How can I have students submit written assignments?
You can arrange for students to submit their assignments via an assignment link in Blackboard. This guide can help you set up assignments for your class assignments in Blackboard. You can use the various tools available there for providing feedback via text, audio, or video, writing in comments directly on papers via the in-line grading function, or grading by means of a rubric. Additionally, you can use SafeAssign, which is also available in Blackboard. If you don’t want to use Blackboard for assignments, you can also explore making use of OneDrive for Business to which KU faculty and students now both have access.
How can I create quizzes/tests/exams in Blackboard?
You can create many types of quizzes or exams in Blackboard and there are many options available such as timed or not timed, multiple attempts, or automated feedback. Learn how to set it up by reviewing guidance here and here.
How can I ensure academic integrity when offering tests and quizzes, or essays, discussion posts, and papers online?
- For tests and quizzes offered online in Blackboard, help ensure academic integrity by creating a large question pool from which you draw your test, randomizing the questions for the test taker, and add other test options like no backtracking, time limits, or password enabling, depending on the nature of the test. To review these options and find those most appropriate for your tests, see Test and Survey Options.

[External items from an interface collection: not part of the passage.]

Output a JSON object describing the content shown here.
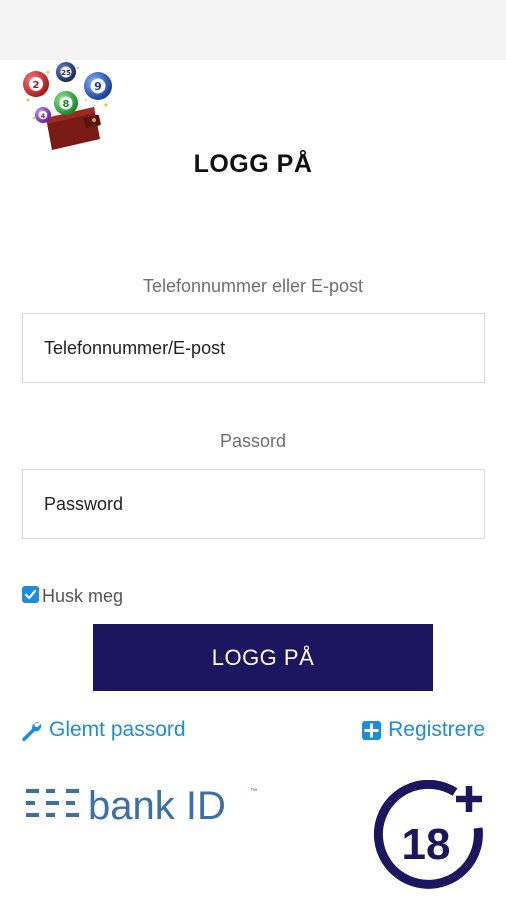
{
  "header": {
    "title": "LOGG PÅ"
  },
  "logo": {
    "balls": [
      "2",
      "25",
      "9",
      "8",
      "4"
    ]
  },
  "form": {
    "phone_label": "Telefonnummer eller E-post",
    "phone_placeholder": "Telefonnummer/E-post",
    "phone_value": "",
    "password_label": "Passord",
    "password_placeholder": "Password",
    "password_value": "",
    "remember_label": "Husk meg",
    "remember_checked": true,
    "submit_label": "LOGG PÅ"
  },
  "links": {
    "forgot_label": "Glemt passord",
    "register_label": "Registrere"
  },
  "footer": {
    "bankid_text": "bank ID",
    "bankid_tm": "™",
    "age_limit": "18"
  },
  "colors": {
    "primary": "#1c1660",
    "link": "#1a8de0",
    "bankid": "#3a6fa8"
  }
}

- Plagiarism in writing assignments occur no more frequently for students in online classes than those who attend only in-person classes, because all students have access to the internet. For writing assignments submitted online, consider using SafeAssign in Blackboard. This may allow you to reduce the chances of plagiarism by noting similarities of content submitted with other content. You can also use Google to search for specific odd phrases and vocabulary that don’t seem to fall into the student’s usual writing patterns. Consider asking students to review the originality report and resubmit after revising, if need be.
- To discourage students in online discussion from simply repeating or copying what other classmates have said, use the “Post first” settings option in Blackboard discussion. This will prevent students from reading others’ responses before they have posted their own.

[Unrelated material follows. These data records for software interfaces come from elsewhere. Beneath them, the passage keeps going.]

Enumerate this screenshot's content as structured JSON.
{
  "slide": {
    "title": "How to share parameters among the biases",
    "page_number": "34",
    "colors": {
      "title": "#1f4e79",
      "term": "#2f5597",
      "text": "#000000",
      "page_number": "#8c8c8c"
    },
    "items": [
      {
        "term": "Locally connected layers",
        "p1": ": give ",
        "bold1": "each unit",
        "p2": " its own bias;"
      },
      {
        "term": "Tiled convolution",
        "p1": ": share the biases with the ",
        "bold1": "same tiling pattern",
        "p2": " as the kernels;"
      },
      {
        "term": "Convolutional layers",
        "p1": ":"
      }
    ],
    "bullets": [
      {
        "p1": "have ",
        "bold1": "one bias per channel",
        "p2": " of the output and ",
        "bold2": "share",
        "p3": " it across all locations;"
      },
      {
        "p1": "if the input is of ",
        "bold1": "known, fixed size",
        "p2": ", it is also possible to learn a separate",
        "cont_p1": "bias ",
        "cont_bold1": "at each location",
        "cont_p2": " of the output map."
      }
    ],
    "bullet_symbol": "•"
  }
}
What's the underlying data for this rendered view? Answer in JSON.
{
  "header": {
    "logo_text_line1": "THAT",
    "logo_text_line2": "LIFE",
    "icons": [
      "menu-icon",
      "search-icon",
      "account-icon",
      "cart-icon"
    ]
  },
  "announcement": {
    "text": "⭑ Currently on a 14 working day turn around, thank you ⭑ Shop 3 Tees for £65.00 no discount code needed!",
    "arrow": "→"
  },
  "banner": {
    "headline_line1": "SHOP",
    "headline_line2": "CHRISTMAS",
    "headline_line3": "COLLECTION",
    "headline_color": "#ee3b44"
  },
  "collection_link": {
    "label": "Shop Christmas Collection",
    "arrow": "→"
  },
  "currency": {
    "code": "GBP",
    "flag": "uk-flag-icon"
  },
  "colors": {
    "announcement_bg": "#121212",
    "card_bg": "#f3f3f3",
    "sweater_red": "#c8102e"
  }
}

How can I meet for class or office hours in real-time with my students?
From California State University, East Bay:
- Phone, zoom, skype or other means where students can access you in real time is encouraged. Here are some tips for Zoom office hours:
- Login to your zoom room, mute the mic, turn off the camera, and just work as you normally would.
- Let people know that your zoom room is similar to a “real” office in that when they stop by, it is possible other visitors will be there. If all visitors have the same question and are comfortable continuing to talk, then the conversation can just continue with the new visitor(s) there. If people need to have 1:1 conversations, just ask the new visitor(s) to come back in a few minutes, as you would in a “real” office.
- You’ll hear a chime when people enter the room and then you can unmute yourself and say hello.
- If you need to step away from your computer, make a quick word doc, ppt slide, or google slide that says, “Back in 5 min.” Then screen share that and take your little break.
How can I enable students to work or meet in small groups when they cannot be on campus?
There are a number of options available.
- Set up groups in Blackboard so that students can collaborate asynchronously in a discussion forum, or work together using tools like blogs or wikis.
- Create break-out rooms when using Zoom.
Who do I contact for support?
Instructor support can be found here.
Here are the university’s web pages that have been developed to help answer questions and provide updates specifically about how the university is monitoring and planning for the evolving coronavirus situation: